Is the Woman King based on a true story? Boycott controversy explained as twitter debate ensues over portrayal of tribes
Viola Davis’ new film The Woman King recently found itself in the middle of a controversy as several people called out the portrayal of the Dahomey tribe in the movie.
The film has reportedly been inspired by real-life events and history surrounding the ancient West African Kingdom of Dahomey and its all-women military, the Agojie.
However, in the wake of the premiere of the movie at the Toronto International Film Festival, critics called out the portrayal of the tribes and accused creators of whitewashing the harsh history of the slave trade associated with Dahomey.
Shortly after, the hashtag #BoycottWomanKing was launched online to criticize the alleged inaccurate representation of history onscreen. Dahomey was believed to be one of the tribes that reportedly sold African-American slaves to Europeans for several years until the British forced them to stop the trade in 1800s.
While the official trailer for The Woman King does not directly shed light on the history of the slave trade, the practice reportedly forms a key element of the film’s plot. In the trailer, Davis’ character, general Nanisca, is seen training the Agojie to fight against colonizers.
Reports suggest that in the film, Nanisca is also seen making numerous attempts to convince her king (played by John Boyega) to stop the practice of the slave trade.
The conflicting response to the film also sparked a debate online and left the internet divided.
Twitter divided over the reception of The Woman King
The Woman King has faced intense scrutiny ever since the release of the trailer for its portrayal of the Dahomey tribe and their practice of the slave trade. While some viewers immediately decided to boycott the film for allegedly downplaying history, others condemned the criticism.
Some social media users asked netizens to watch the film themselves before deciding to cancel the project, while others stood by their decision to boycott the movie for apparently failing to showcase the reality behind the slave trade:
Amid the sharp criticism, several people also came to defend the film and its story:
As conflicting reactions continued to pour in online, the director of The Woman King Gina Prince-Bythewood, told Indiewire that she would never attempt to win any fights on social media:
“I learned early on you cannot win an argument on Twitter. And I know all of that is going to go away once they see the film.
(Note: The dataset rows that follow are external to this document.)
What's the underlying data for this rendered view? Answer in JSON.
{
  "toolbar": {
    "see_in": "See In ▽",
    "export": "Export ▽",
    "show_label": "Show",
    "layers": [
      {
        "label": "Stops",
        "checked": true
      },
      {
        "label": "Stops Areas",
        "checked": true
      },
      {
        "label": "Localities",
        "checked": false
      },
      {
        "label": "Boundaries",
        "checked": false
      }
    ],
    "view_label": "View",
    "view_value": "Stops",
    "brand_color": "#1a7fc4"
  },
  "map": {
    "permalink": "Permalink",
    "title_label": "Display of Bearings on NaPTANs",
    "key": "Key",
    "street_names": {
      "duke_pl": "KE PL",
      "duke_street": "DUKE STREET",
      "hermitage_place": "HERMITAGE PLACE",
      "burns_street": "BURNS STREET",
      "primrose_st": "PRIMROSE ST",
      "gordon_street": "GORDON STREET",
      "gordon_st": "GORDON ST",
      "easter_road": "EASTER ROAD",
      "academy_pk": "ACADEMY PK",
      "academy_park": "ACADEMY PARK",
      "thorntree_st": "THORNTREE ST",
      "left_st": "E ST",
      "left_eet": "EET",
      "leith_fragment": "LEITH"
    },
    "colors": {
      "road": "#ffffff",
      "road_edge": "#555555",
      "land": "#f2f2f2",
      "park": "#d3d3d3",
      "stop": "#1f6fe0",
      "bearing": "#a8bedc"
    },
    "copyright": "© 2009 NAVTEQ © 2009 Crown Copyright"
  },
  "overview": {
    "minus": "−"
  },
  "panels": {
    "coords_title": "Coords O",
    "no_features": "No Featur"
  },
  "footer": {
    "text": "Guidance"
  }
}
There’s an assumption we’re not dealing with it and we are dealing with it. So I have to live in that confidence. They’re going to see the film and they’re going to see it.”
The film’s producer Cathy Schulman also opened up about the portrayal of slavery in the movie following the backlash. She told the publication:
“The fact is that slavery is driven by material gain. It offered up people on this continent an option to make money that should not have been offered up or forced upon them. And, once it was, it created all sorts of internal conflict, and we don’t hesitate in visiting that within the film.”
According to Deadline, The Woman King reportedly had an impressive $19 million opening with an A+ CinemaScore and a 95% positive rating on Comscore/PostTrak.
A look into the true story behind The Woman King
The Woman King, written by Dana Stevens and Maria Bello and directed by Gina Prince-Bythewood, is based on true events surrounding the Kingdom of Dahomey (present day Benin) and its fierce all-women regiment known as the Agojie.
The Kingdom of Dahomey reportedly existed between 1625 and 1894, and traces of the empire can be found in Benin on the coast between Nigeria and Togo, per BBC Travel.
John Boyega’s character King Ghezo is based on a historical figure of the same name who ruled between 1818 and 1858 in Dahomey. Meanwhile, protagonist Viola Davis’ character Nanisca is possibly fictional but also believed to be inspired by real-life individuals.
According to Smithsonian Magazine, a French naval officer named Jean Bayol said in December 1889 that he once met a teenage warrior named Nanisca who was recruited to a female army and once killed a prisoner in a gruesome manner.
The presence of women soldiers or Agojies can also be traced back to history. The army was previously mentioned in Sylvia Serbin’s book The Women Soldiers of Dahomey as well as Henrik Clarke’s essay Black Women of Antiquity.
The all-woman army of Dahomey is also believed to have served as an inspiration behind Dora Milaje in Marvel’s Black Panther.